◆ **How to complete this task**: Copy each line of the data below, character for character.

════════

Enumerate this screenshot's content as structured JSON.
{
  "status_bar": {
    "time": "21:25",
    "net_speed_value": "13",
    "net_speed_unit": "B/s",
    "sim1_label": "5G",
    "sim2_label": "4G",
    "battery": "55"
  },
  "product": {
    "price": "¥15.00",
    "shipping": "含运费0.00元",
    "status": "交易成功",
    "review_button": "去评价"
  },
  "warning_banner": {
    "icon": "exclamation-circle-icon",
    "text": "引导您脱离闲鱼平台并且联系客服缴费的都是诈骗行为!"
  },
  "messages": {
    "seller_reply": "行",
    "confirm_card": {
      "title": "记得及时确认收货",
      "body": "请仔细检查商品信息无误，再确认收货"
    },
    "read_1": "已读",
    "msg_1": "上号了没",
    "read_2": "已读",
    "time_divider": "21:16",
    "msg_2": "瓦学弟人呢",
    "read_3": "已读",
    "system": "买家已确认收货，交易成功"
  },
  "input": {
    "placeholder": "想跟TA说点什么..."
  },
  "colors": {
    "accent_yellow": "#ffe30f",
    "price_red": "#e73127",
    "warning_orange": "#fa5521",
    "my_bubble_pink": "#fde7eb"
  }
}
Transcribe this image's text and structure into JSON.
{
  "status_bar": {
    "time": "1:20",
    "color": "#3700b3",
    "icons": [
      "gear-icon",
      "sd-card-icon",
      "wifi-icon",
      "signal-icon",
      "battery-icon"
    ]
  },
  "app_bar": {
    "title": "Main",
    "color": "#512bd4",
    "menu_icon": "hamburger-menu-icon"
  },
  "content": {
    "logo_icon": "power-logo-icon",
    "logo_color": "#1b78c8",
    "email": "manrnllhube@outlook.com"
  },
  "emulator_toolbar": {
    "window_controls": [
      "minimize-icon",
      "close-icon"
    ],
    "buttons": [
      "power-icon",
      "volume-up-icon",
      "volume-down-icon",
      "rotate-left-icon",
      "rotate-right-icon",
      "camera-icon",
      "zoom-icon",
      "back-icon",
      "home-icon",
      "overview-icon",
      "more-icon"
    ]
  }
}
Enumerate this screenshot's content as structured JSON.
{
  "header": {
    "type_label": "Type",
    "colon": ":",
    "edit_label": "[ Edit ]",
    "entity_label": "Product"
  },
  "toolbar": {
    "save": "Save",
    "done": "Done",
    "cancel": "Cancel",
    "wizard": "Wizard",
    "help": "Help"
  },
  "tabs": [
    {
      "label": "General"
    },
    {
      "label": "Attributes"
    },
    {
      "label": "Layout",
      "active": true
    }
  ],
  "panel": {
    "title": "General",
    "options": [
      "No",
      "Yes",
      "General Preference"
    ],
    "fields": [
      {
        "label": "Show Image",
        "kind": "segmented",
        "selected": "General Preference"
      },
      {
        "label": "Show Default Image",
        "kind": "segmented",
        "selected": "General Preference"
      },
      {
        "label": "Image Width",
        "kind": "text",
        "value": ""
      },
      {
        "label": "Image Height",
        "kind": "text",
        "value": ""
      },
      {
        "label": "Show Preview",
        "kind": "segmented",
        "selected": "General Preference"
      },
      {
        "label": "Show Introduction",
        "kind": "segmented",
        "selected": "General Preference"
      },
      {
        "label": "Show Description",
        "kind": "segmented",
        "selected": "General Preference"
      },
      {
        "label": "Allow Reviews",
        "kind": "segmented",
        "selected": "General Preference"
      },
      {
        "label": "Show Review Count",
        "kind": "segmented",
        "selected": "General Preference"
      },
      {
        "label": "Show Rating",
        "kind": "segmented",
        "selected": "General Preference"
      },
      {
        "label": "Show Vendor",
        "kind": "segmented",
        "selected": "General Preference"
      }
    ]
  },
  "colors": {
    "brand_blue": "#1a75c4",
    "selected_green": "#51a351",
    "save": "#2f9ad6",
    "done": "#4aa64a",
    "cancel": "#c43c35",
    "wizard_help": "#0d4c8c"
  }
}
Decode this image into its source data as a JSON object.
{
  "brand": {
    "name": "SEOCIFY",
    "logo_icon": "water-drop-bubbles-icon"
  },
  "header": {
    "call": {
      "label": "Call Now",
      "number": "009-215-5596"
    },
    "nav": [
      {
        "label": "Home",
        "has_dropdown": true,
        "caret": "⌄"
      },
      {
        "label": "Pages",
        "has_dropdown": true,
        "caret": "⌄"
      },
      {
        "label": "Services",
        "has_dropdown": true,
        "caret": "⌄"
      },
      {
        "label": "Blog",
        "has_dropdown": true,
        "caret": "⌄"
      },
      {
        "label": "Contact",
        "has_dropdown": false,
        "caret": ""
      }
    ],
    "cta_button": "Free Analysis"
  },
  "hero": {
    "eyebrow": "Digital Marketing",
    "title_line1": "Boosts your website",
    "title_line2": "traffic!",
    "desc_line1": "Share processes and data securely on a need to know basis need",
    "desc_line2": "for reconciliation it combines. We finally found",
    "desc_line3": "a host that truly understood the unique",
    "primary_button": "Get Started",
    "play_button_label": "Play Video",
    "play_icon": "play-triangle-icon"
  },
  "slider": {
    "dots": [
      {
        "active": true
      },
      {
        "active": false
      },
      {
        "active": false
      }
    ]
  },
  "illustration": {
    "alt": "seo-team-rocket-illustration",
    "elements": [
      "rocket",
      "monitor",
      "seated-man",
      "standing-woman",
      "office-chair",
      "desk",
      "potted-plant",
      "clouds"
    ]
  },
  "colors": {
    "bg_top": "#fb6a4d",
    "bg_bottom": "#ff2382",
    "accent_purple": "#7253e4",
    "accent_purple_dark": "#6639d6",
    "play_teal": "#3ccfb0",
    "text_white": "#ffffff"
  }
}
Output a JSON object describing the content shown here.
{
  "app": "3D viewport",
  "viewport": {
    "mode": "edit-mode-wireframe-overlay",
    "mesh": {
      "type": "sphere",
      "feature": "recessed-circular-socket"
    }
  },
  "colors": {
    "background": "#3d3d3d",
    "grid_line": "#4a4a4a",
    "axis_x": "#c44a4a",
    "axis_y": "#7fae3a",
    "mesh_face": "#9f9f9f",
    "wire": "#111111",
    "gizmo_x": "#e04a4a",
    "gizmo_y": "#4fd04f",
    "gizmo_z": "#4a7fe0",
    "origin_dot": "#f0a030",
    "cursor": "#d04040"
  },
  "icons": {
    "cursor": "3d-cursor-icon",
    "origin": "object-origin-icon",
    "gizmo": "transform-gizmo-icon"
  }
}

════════

◆ **Answer for this exercise**:
Enumerate this screenshot's content as structured JSON.
{
  "status_bar": {
    "time": "21:25",
    "net_speed_value": "13",
    "net_speed_unit": "B/s",
    "sim1_label": "5G",
    "sim2_label": "4G",
    "battery": "55"
  },
  "product": {
    "price": "¥15.00",
    "shipping": "含运费0.00元",
    "status": "交易成功",
    "review_button": "去评价"
  },
  "warning_banner": {
    "icon": "exclamation-circle-icon",
    "text": "引导您脱离闲鱼平台并且联系客服缴费的都是诈骗行为!"
  },
  "messages": {
    "seller_reply": "行",
    "confirm_card": {
      "title": "记得及时确认收货",
      "body": "请仔细检查商品信息无误，再确认收货"
    },
    "read_1": "已读",
    "msg_1": "上号了没",
    "read_2": "已读",
    "time_divider": "21:16",
    "msg_2": "瓦学弟人呢",
    "read_3": "已读",
    "system": "买家已确认收货，交易成功"
  },
  "input": {
    "placeholder": "想跟TA说点什么..."
  },
  "colors": {
    "accent_yellow": "#ffe30f",
    "price_red": "#e73127",
    "warning_orange": "#fa5521",
    "my_bubble_pink": "#fde7eb"
  }
}
Transcribe this image's text and structure into JSON.
{
  "status_bar": {
    "time": "1:20",
    "color": "#3700b3",
    "icons": [
      "gear-icon",
      "sd-card-icon",
      "wifi-icon",
      "signal-icon",
      "battery-icon"
    ]
  },
  "app_bar": {
    "title": "Main",
    "color": "#512bd4",
    "menu_icon": "hamburger-menu-icon"
  },
  "content": {
    "logo_icon": "power-logo-icon",
    "logo_color": "#1b78c8",
    "email": "manrnllhube@outlook.com"
  },
  "emulator_toolbar": {
    "window_controls": [
      "minimize-icon",
      "close-icon"
    ],
    "buttons": [
      "power-icon",
      "volume-up-icon",
      "volume-down-icon",
      "rotate-left-icon",
      "rotate-right-icon",
      "camera-icon",
      "zoom-icon",
      "back-icon",
      "home-icon",
      "overview-icon",
      "more-icon"
    ]
  }
}
Enumerate this screenshot's content as structured JSON.
{
  "header": {
    "type_label": "Type",
    "colon": ":",
    "edit_label": "[ Edit ]",
    "entity_label": "Product"
  },
  "toolbar": {
    "save": "Save",
    "done": "Done",
    "cancel": "Cancel",
    "wizard": "Wizard",
    "help": "Help"
  },
  "tabs": [
    {
      "label": "General"
    },
    {
      "label": "Attributes"
    },
    {
      "label": "Layout",
      "active": true
    }
  ],
  "panel": {
    "title": "General",
    "options": [
      "No",
      "Yes",
      "General Preference"
    ],
    "fields": [
      {
        "label": "Show Image",
        "kind": "segmented",
        "selected": "General Preference"
      },
      {
        "label": "Show Default Image",
        "kind": "segmented",
        "selected": "General Preference"
      },
      {
        "label": "Image Width",
        "kind": "text",
        "value": ""
      },
      {
        "label": "Image Height",
        "kind": "text",
        "value": ""
      },
      {
        "label": "Show Preview",
        "kind": "segmented",
        "selected": "General Preference"
      },
      {
        "label": "Show Introduction",
        "kind": "segmented",
        "selected": "General Preference"
      },
      {
        "label": "Show Description",
        "kind": "segmented",
        "selected": "General Preference"
      },
      {
        "label": "Allow Reviews",
        "kind": "segmented",
        "selected": "General Preference"
      },
      {
        "label": "Show Review Count",
        "kind": "segmented",
        "selected": "General Preference"
      },
      {
        "label": "Show Rating",
        "kind": "segmented",
        "selected": "General Preference"
      },
      {
        "label": "Show Vendor",
        "kind": "segmented",
        "selected": "General Preference"
      }
    ]
  },
  "colors": {
    "brand_blue": "#1a75c4",
    "selected_green": "#51a351",
    "save": "#2f9ad6",
    "done": "#4aa64a",
    "cancel": "#c43c35",
    "wizard_help": "#0d4c8c"
  }
}
Decode this image into its source data as a JSON object.
{
  "brand": {
    "name": "SEOCIFY",
    "logo_icon": "water-drop-bubbles-icon"
  },
  "header": {
    "call": {
      "label": "Call Now",
      "number": "009-215-5596"
    },
    "nav": [
      {
        "label": "Home",
        "has_dropdown": true,
        "caret": "⌄"
      },
      {
        "label": "Pages",
        "has_dropdown": true,
        "caret": "⌄"
      },
      {
        "label": "Services",
        "has_dropdown": true,
        "caret": "⌄"
      },
      {
        "label": "Blog",
        "has_dropdown": true,
        "caret": "⌄"
      },
      {
        "label": "Contact",
        "has_dropdown": false,
        "caret": ""
      }
    ],
    "cta_button": "Free Analysis"
  },
  "hero": {
    "eyebrow": "Digital Marketing",
    "title_line1": "Boosts your website",
    "title_line2": "traffic!",
    "desc_line1": "Share processes and data securely on a need to know basis need",
    "desc_line2": "for reconciliation it combines. We finally found",
    "desc_line3": "a host that truly understood the unique",
    "primary_button": "Get Started",
    "play_button_label": "Play Video",
    "play_icon": "play-triangle-icon"
  },
  "slider": {
    "dots": [
      {
        "active": true
      },
      {
        "active": false
      },
      {
        "active": false
      }
    ]
  },
  "illustration": {
    "alt": "seo-team-rocket-illustration",
    "elements": [
      "rocket",
      "monitor",
      "seated-man",
      "standing-woman",
      "office-chair",
      "desk",
      "potted-plant",
      "clouds"
    ]
  },
  "colors": {
    "bg_top": "#fb6a4d",
    "bg_bottom": "#ff2382",
    "accent_purple": "#7253e4",
    "accent_purple_dark": "#6639d6",
    "play_teal": "#3ccfb0",
    "text_white": "#ffffff"
  }
}
Output a JSON object describing the content shown here.
{
  "app": "3D viewport",
  "viewport": {
    "mode": "edit-mode-wireframe-overlay",
    "mesh": {
      "type": "sphere",
      "feature": "recessed-circular-socket"
    }
  },
  "colors": {
    "background": "#3d3d3d",
    "grid_line": "#4a4a4a",
    "axis_x": "#c44a4a",
    "axis_y": "#7fae3a",
    "mesh_face": "#9f9f9f",
    "wire": "#111111",
    "gizmo_x": "#e04a4a",
    "gizmo_y": "#4fd04f",
    "gizmo_z": "#4a7fe0",
    "origin_dot": "#f0a030",
    "cursor": "#d04040"
  },
  "icons": {
    "cursor": "3d-cursor-icon",
    "origin": "object-origin-icon",
    "gizmo": "transform-gizmo-icon"
  }
}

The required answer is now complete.